- [Work item]:
If a line below includes the string "points", copy it.

- [Data shown]:
§ §

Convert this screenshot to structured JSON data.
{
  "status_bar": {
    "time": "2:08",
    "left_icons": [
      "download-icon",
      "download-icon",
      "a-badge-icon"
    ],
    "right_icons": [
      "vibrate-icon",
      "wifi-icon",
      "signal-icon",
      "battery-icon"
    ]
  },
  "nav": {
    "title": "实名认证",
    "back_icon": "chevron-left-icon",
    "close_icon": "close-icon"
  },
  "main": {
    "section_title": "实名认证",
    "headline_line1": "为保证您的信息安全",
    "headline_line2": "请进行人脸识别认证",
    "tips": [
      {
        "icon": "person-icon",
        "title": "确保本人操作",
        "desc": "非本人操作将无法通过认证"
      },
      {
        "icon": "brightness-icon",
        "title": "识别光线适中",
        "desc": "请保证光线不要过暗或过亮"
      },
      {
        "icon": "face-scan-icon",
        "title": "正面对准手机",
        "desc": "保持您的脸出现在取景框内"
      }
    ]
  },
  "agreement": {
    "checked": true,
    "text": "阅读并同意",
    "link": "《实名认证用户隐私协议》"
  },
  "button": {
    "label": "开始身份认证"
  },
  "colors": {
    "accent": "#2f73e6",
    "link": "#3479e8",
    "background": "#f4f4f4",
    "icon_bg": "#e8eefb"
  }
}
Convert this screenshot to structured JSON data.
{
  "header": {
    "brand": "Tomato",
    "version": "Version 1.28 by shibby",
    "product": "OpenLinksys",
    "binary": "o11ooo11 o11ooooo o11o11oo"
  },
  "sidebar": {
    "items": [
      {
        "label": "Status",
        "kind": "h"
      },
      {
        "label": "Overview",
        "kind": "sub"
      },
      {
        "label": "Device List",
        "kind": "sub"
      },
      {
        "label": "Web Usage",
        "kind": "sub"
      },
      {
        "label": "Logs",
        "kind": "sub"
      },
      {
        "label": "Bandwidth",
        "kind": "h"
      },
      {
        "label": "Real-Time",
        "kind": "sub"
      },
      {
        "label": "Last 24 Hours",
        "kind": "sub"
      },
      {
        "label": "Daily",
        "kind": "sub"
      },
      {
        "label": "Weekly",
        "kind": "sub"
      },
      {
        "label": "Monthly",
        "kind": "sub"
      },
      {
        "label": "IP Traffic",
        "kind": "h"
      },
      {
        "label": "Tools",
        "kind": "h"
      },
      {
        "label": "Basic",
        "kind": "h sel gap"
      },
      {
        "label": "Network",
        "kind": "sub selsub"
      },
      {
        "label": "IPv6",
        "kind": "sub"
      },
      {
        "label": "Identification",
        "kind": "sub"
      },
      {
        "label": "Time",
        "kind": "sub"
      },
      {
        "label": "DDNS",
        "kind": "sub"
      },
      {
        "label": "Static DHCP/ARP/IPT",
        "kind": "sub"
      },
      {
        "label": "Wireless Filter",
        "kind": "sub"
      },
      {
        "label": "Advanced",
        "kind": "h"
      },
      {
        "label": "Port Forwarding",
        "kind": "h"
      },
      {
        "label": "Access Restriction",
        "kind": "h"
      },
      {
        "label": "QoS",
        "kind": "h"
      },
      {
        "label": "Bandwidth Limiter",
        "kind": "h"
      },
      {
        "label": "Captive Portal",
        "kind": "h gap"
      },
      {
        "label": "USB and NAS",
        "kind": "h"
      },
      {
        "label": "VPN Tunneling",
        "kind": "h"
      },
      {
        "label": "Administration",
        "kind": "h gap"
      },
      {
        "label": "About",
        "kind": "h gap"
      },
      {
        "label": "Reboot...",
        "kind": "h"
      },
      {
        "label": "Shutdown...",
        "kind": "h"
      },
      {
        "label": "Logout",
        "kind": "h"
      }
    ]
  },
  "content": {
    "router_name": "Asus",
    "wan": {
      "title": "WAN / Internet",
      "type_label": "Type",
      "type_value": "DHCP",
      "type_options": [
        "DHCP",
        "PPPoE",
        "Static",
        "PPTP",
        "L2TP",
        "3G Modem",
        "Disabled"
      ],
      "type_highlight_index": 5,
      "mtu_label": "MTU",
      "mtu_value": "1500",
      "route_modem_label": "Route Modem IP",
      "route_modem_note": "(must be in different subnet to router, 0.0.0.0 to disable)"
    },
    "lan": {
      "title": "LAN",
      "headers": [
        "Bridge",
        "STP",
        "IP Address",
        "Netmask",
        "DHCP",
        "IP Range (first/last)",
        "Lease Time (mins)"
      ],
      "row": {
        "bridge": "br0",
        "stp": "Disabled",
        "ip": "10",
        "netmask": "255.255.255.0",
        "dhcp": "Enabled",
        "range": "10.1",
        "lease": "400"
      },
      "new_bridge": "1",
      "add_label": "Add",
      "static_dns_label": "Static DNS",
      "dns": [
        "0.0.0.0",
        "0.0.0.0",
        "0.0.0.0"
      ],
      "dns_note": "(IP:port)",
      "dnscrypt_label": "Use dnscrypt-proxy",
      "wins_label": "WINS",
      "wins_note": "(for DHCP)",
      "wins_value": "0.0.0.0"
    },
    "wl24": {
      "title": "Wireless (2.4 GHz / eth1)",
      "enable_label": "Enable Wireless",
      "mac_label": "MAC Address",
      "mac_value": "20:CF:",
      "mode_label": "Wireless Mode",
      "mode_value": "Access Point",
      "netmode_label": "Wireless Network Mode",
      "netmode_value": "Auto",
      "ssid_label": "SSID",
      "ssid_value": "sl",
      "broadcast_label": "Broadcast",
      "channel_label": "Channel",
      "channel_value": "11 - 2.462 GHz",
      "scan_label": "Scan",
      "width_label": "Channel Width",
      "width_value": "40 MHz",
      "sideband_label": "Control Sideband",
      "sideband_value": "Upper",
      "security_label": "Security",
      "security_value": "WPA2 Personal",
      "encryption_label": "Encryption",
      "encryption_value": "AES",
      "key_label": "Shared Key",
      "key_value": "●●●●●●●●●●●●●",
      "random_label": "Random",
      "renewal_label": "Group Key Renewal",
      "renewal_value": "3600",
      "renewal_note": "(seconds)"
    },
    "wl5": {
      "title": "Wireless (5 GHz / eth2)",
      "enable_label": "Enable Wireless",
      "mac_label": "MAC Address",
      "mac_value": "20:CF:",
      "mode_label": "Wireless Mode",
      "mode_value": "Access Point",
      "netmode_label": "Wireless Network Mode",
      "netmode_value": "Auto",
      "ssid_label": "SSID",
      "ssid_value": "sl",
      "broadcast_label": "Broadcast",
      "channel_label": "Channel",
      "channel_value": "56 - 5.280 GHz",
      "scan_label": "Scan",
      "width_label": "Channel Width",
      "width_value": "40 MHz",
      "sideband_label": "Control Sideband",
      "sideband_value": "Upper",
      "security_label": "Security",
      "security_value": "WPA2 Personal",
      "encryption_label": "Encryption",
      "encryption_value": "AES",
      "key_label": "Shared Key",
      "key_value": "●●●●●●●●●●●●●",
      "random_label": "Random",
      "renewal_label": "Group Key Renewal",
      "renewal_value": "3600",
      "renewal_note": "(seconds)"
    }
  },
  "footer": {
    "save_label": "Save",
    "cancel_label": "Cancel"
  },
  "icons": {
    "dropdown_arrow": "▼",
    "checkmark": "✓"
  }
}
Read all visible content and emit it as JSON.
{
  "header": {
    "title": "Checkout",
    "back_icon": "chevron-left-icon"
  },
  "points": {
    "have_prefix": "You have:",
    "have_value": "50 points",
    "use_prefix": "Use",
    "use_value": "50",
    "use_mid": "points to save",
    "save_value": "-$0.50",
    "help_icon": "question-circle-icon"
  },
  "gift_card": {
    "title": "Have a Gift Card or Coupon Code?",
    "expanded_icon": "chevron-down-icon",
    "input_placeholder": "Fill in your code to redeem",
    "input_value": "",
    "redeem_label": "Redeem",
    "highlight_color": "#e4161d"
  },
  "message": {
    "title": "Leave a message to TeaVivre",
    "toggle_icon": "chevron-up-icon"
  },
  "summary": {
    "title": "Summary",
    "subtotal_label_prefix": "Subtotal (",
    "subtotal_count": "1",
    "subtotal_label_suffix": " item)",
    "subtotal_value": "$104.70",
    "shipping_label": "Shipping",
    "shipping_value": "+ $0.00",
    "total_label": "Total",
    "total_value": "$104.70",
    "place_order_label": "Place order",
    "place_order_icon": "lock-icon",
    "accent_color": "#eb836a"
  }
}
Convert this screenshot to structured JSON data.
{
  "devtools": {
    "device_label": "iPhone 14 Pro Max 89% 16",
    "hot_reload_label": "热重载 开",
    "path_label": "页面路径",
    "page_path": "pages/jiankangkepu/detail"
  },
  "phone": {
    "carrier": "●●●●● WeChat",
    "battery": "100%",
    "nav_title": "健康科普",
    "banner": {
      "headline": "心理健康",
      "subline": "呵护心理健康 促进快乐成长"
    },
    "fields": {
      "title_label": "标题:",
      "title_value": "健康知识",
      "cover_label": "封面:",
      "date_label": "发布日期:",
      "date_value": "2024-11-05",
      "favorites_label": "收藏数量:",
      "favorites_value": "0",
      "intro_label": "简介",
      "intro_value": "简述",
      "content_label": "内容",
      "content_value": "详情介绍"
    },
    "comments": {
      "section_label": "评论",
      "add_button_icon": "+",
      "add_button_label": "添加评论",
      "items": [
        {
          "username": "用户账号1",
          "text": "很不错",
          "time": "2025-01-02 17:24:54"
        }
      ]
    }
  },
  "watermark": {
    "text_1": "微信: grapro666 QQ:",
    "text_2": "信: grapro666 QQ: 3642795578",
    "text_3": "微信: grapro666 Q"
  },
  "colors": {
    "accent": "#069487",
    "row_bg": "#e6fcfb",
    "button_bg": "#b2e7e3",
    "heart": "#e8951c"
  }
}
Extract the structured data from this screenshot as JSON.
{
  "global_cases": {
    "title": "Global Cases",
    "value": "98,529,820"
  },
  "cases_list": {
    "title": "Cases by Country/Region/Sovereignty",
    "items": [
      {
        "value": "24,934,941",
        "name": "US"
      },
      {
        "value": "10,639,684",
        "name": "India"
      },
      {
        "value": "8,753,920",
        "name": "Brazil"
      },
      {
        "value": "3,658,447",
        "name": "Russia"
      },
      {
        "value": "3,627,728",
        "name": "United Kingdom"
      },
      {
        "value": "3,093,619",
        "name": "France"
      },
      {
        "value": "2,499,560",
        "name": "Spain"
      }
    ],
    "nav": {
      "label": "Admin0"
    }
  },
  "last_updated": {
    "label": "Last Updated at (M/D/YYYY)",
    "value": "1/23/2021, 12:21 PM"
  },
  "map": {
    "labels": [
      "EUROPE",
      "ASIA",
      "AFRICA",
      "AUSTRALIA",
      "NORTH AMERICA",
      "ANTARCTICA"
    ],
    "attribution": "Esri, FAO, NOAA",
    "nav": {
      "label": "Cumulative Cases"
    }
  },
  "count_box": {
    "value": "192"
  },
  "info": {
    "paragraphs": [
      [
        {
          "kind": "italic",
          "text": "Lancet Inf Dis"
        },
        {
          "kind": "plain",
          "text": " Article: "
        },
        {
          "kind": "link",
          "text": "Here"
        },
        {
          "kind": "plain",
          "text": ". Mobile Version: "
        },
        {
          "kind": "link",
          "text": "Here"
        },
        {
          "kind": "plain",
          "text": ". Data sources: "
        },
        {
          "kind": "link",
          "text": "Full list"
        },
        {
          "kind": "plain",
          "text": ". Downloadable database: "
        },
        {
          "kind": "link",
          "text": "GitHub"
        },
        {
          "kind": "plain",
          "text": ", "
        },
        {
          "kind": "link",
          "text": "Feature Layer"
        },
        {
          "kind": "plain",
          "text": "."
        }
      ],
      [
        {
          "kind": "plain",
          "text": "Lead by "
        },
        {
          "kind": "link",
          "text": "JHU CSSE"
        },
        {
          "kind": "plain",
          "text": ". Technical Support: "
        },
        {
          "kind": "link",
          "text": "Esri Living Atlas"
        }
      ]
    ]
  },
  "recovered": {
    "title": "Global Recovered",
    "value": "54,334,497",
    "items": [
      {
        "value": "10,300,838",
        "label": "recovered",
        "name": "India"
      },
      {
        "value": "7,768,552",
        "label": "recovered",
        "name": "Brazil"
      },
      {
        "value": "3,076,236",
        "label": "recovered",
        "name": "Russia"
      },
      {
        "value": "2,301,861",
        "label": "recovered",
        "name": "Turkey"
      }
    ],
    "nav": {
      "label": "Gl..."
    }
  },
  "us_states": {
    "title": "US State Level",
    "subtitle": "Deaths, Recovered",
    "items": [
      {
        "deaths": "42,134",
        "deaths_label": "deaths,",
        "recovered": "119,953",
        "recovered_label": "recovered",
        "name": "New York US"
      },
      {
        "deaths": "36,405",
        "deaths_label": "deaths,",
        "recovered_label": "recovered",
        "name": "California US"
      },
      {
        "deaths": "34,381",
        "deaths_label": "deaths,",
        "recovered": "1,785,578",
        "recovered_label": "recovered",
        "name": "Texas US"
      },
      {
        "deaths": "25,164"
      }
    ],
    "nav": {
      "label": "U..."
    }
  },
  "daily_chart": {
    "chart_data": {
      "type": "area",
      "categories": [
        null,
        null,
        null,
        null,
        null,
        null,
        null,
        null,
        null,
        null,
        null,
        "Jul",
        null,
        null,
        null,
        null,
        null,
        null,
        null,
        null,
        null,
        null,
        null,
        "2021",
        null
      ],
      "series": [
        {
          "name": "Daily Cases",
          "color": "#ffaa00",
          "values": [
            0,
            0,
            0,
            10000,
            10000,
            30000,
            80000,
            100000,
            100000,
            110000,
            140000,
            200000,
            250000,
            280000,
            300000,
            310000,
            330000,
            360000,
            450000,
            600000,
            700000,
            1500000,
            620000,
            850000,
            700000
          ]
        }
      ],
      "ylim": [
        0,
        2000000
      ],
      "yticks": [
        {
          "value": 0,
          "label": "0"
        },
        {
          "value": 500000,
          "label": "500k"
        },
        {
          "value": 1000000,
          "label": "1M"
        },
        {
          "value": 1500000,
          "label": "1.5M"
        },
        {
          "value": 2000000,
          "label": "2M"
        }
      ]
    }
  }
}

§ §

- [Your response]:
  "points": {
    "have_value": "50 points",
    "use_mid": "points to save",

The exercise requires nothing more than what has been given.